Democratic Rep. Ed Markey won a solid victory over his more conservative House colleague Stephen Lynch in Tuesday’s Democratic primary for the special U.S. Senate election in Massachusetts. Markey is a clear favorite over Republican nominee Gabriel Gomez. But the primary returns point to places where Markey will have to watch his back, and Gomez will see opportunities.

Markey overwhelmingly won the state’s most liberal counties. The returns available this morning show that Markey swept western Massachusetts: he won 77 percent in Berkshire County, 80 percent in Franklin County and 83 percent in Hampshire County. Markey also did very well on Cape Cod and the islands, and won solid victories in the two big, diverse Boston suburban counties of Middlesex (69 percent) and Essex (57 percent).

But if Gomez is to have any chance, he will have to repeat Scott Brown’s performance in the outer suburbs and in blue collar areas. Here, the primary returns show at least an opportunity for Gomez while offering a warning for Markey. Lynch was clinging to a narrow lead in Bristol County, a largely blue collar area (where I grew up) in the southern part of the state; he had a similarly small lead in Worcester County, a similarly blue collar area; and he won solidly in Plymouth and Norfolk, middle-middle class counties that often swing Republican in elections that Republicans win. Suffolk County, dominated by Boston, Lynch’s home base, went narrowly for Markey, 53 percent to 47 percent.

Republicans such as Brown win when they cut into the Democratic vote in the old blue collar cities around the state and carry the middle-of-the-road vote in suburbs that are middle class but not as affluent as the liberal suburban bastions in counties such as Middlesex. Lynch’s support shows that this potential, at least, is there.

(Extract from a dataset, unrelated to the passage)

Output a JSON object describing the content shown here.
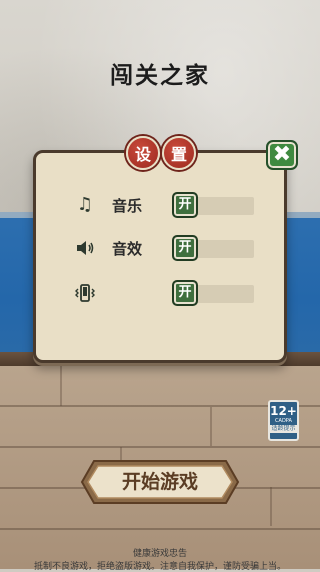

If you had to lay down a bet now, you would wager that Markey will win the June 25 special election, and probably by a decent margin. The mood is very different than it was when Brown won in January, 2010. That was a nadir for President Obama, and the height of the tea party mobilization. Democrats were complacent and did not realize the danger facing their nominee, Martha Coakley, until much too late. Thanks to Brown, there is no complacency this time, and Markey has shown no signs of taking this for granted. Gomez has not captured the state’s imagination the way Brown did with his pickup truck and down-home style. And last year, Obama carried Massachusetts by 23 points over the state’s former governor, Mitt Romney, while Elizabeth Warren solidly beat Brown for the Senate seat.

Still, turnout was very low in this primary and Markey will have to work hard to turn out Democrats on a day when people in the Bay State are not accustomed to voting for anything. And if Democrats need any further warnings against complacency, they can study the pattern of Stephen Lynch’s vote. It defines Markey’s weak spots and Gomez’s opportunities.

E.J. Dionne writes about politics in a twice-weekly column and on the PostPartisan blog. He is also a senior fellow in Governance Studies at the Brookings Institution, a government professor at Georgetown University and a frequent commentator on politics for National Public Radio, ABC’s “This Week” and NBC’s “Meet the Press.”